Entries taken from a collection:
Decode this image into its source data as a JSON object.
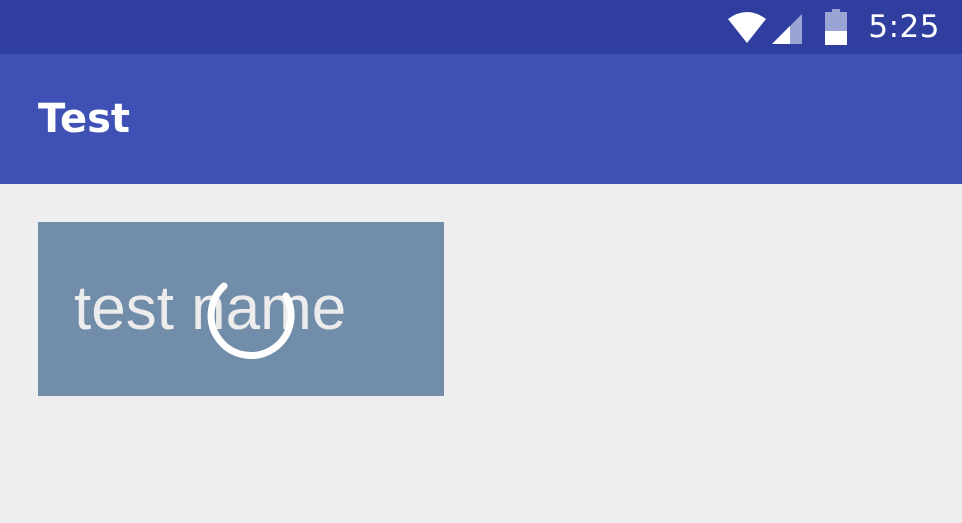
{
  "status_bar": {
    "time": "5:25",
    "icons": [
      "wifi-icon",
      "signal-icon",
      "battery-icon"
    ],
    "color": "#303f9f"
  },
  "app_bar": {
    "title": "Test",
    "color": "#3f51b5"
  },
  "main": {
    "background": "#eeeeee",
    "card": {
      "text": "test name",
      "background": "#728da9",
      "loading": true
    }
  }
}
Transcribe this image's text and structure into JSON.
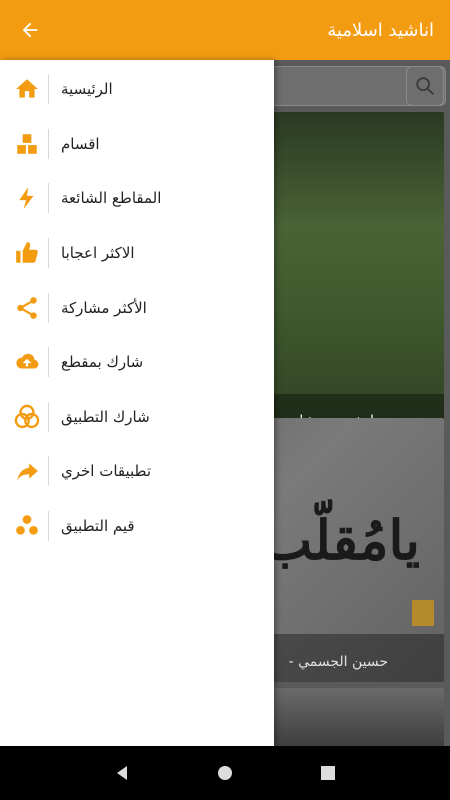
{
  "appbar": {
    "title": "اناشيد اسلامية",
    "back_icon": "arrow-left-icon"
  },
  "content": {
    "cards": [
      {
        "caption": "انشودة مشاري"
      },
      {
        "calligraphy": "يامُقلّب ال",
        "caption": "حسين الجسمي - "
      },
      {
        "caption": ""
      }
    ]
  },
  "drawer": {
    "items": [
      {
        "label": "الرئيسية",
        "icon": "home-icon"
      },
      {
        "label": "اقسام",
        "icon": "sections-icon"
      },
      {
        "label": "المقاطع الشائعة",
        "icon": "bolt-icon"
      },
      {
        "label": "الاكثر اعجابا",
        "icon": "thumbs-up-icon"
      },
      {
        "label": "الأكثر مشاركة",
        "icon": "share-icon"
      },
      {
        "label": "شارك بمقطع",
        "icon": "cloud-upload-icon"
      },
      {
        "label": "شارك التطبيق",
        "icon": "share-app-icon"
      },
      {
        "label": "تطبيقات اخري",
        "icon": "forward-icon"
      },
      {
        "label": "قيم التطبيق",
        "icon": "rate-icon"
      }
    ]
  },
  "colors": {
    "accent": "#f39c12",
    "drawer_bg": "#ffffff",
    "text": "#222222"
  }
}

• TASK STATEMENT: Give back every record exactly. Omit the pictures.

• EXPECTED ANSWER:
Decode this image into its source data as a JSON object.
{
  "status_bar": {
    "time": "5:25",
    "icons": [
      "wifi-icon",
      "signal-icon",
      "battery-icon"
    ],
    "color": "#303f9f"
  },
  "app_bar": {
    "title": "Test",
    "color": "#3f51b5"
  },
  "main": {
    "background": "#eeeeee",
    "card": {
      "text": "test name",
      "background": "#728da9",
      "loading": true
    }
  }
}
Transcribe this image's text and structure into JSON.
{
  "appbar": {
    "title": "اناشيد اسلامية",
    "back_icon": "arrow-left-icon"
  },
  "content": {
    "cards": [
      {
        "caption": "انشودة مشاري"
      },
      {
        "calligraphy": "يامُقلّب ال",
        "caption": "حسين الجسمي - "
      },
      {
        "caption": ""
      }
    ]
  },
  "drawer": {
    "items": [
      {
        "label": "الرئيسية",
        "icon": "home-icon"
      },
      {
        "label": "اقسام",
        "icon": "sections-icon"
      },
      {
        "label": "المقاطع الشائعة",
        "icon": "bolt-icon"
      },
      {
        "label": "الاكثر اعجابا",
        "icon": "thumbs-up-icon"
      },
      {
        "label": "الأكثر مشاركة",
        "icon": "share-icon"
      },
      {
        "label": "شارك بمقطع",
        "icon": "cloud-upload-icon"
      },
      {
        "label": "شارك التطبيق",
        "icon": "share-app-icon"
      },
      {
        "label": "تطبيقات اخري",
        "icon": "forward-icon"
      },
      {
        "label": "قيم التطبيق",
        "icon": "rate-icon"
      }
    ]
  },
  "colors": {
    "accent": "#f39c12",
    "drawer_bg": "#ffffff",
    "text": "#222222"
  }
}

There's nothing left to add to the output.